──────── DATA FOR THE TASK

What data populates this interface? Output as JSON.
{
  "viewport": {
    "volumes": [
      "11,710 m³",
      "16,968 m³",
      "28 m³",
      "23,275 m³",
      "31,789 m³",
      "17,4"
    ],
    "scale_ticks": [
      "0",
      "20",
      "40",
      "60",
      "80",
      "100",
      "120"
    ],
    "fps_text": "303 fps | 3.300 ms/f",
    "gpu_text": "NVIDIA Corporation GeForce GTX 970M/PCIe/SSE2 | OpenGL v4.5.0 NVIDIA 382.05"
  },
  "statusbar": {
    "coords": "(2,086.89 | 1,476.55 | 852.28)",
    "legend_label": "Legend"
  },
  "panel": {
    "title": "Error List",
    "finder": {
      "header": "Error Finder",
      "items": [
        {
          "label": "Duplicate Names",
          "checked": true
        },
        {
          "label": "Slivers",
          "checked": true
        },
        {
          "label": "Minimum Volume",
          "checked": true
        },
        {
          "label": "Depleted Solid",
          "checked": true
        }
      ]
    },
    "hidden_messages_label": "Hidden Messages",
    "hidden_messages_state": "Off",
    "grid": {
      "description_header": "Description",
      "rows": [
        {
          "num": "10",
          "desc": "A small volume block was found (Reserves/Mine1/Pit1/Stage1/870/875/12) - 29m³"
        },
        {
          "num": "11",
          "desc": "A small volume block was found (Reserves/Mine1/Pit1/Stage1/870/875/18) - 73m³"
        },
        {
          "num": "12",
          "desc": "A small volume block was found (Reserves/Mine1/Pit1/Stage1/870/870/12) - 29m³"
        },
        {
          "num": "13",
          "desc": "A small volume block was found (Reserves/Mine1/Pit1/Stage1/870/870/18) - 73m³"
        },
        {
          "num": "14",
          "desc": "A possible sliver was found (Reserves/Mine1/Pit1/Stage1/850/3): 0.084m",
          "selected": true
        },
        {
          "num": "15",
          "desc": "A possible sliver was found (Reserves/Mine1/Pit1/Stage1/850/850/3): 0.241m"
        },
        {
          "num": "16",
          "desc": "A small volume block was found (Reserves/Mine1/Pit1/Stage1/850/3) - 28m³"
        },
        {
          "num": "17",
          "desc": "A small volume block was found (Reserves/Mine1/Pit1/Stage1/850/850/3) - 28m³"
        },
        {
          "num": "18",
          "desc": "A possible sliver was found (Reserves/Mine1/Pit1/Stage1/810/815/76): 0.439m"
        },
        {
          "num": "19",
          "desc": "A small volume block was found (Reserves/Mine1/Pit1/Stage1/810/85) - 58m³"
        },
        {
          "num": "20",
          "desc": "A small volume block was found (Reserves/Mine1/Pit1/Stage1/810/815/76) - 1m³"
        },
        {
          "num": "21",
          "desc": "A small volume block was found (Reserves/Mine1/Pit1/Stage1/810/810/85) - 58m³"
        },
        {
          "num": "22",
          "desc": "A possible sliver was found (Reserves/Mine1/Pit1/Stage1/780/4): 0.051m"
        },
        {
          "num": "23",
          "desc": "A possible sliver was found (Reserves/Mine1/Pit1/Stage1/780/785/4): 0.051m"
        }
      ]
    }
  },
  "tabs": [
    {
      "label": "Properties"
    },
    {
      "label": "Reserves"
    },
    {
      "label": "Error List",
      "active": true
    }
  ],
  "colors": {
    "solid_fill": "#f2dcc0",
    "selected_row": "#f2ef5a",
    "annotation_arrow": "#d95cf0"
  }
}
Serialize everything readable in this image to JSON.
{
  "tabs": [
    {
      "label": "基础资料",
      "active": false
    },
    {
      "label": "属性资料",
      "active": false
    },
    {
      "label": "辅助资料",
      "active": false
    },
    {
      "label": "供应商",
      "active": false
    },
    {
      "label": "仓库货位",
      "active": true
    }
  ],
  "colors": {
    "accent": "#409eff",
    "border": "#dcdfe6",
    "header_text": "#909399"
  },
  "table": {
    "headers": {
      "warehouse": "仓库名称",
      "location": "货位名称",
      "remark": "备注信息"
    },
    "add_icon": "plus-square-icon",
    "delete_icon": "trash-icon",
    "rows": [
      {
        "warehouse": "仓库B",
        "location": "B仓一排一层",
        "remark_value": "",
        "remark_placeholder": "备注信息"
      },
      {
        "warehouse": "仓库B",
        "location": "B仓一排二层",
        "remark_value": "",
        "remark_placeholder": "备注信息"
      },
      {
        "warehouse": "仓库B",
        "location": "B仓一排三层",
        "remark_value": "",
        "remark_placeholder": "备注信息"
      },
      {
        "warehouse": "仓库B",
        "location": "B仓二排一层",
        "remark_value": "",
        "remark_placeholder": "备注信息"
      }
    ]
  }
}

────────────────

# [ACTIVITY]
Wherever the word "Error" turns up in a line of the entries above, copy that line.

# [ANSWER BOX]
    "title": "Error List",
      "header": "Error Finder",
      "label": "Error List",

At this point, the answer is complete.